Inferring processes of social learning from cultural frequency data

Anne Kandler (Max Planck Institute)

May 17, 2019, 11:30–12:30


IAST General Seminar

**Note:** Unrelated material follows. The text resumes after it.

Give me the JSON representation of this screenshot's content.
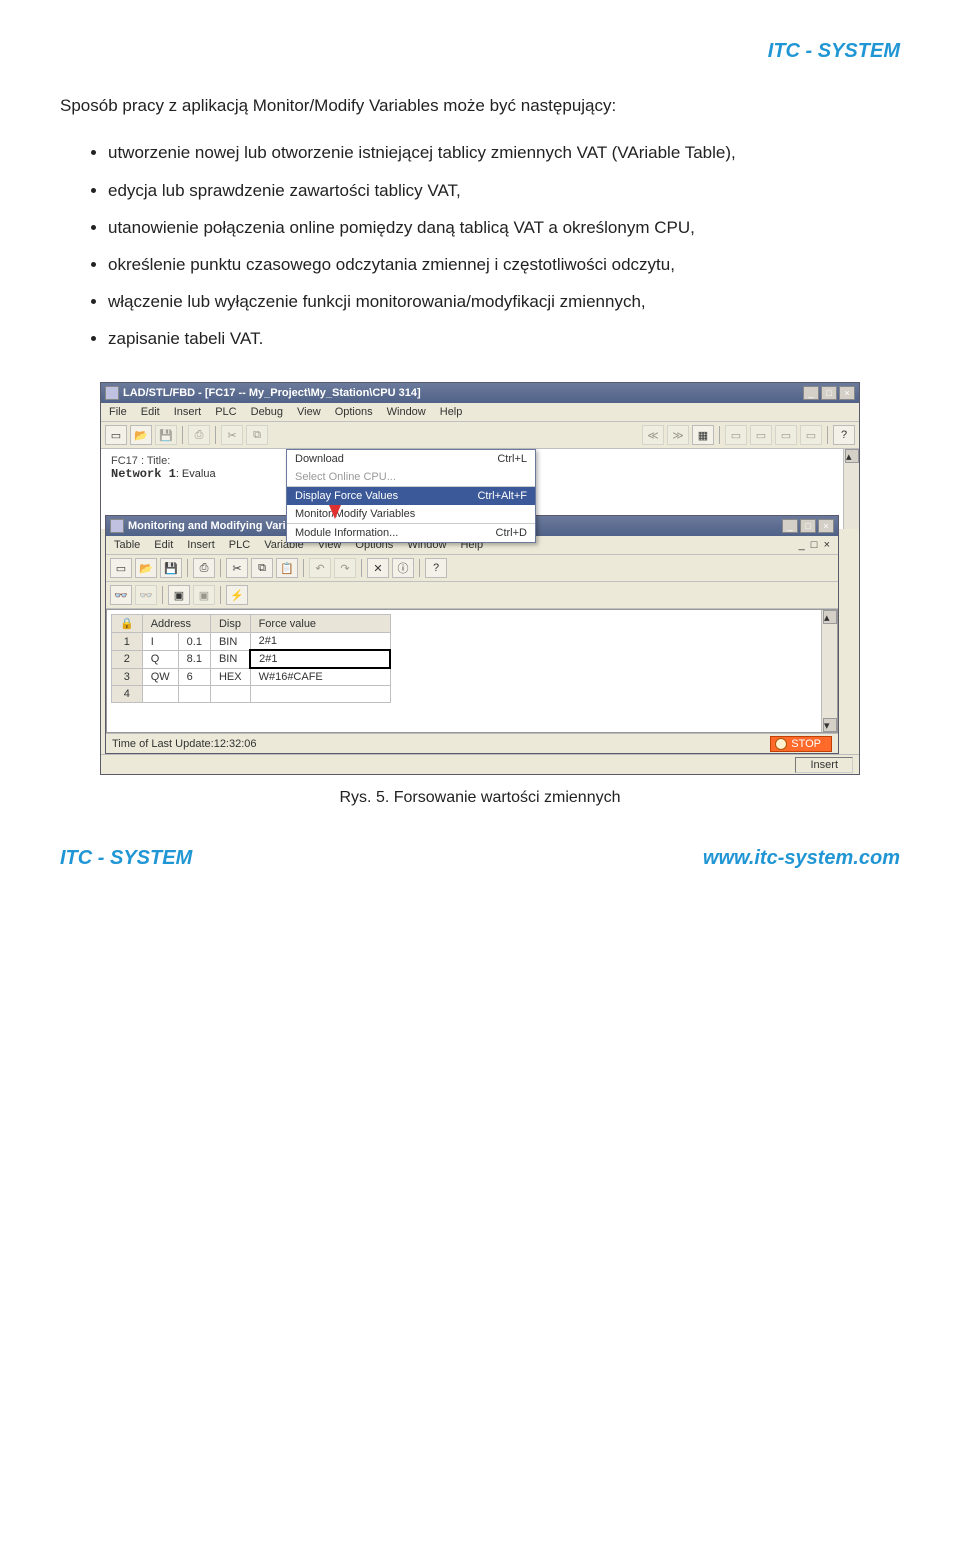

Understanding how social information is used in human populations is one of the challenges in cultural evolution. Fine-grained individual-level data, detailing who learns from whom, would be most suited to answer this question empirically but this kind of data is difficult to obtain, especially in pre-modern contexts. Therefore inference procedures have often been based on population-level data in form of frequency distributions of a number of different variants of a cultural trait at a certain point in time or of time-series that describe the dynamics of the frequency change of cultural variants, often comprising sparse samples from the whole population. This data situation leads to a classical inverse problem inviting caution in linking population-level frequency patterns to individual-level learning processes. Using generative inference frameworks we demonstrate that there exist theoretical limits to the accuracy of inferring processes of social learning from aggregated data highlighting the problem of equifinality, especially in situations of sparse data. In other words, we should not expect a one-to-one mapping between populationlevel statistics and underlying learning processes and the consistency between any one specific learning hypothesis and empirical data should be interpreted in this context. Crucially we show the importance of rare variants for inferential questions. The presence, or absence, of rare variants as well as the spread behaviour of innovations carry a stronger signature about underlying processes than the dynamic of highfrequency variants. On the example of the choice of baby names, we illustrate that the consistency between empirical data, summarized by the so-called progeny distribution, and hypotheses about social learning processes depends entirely on the completeness of the data set considered. Analyses based on only the most popular variants, as it is often the case in studies of cultural evolution, can provide misleading evidence for underlying processes of social learning.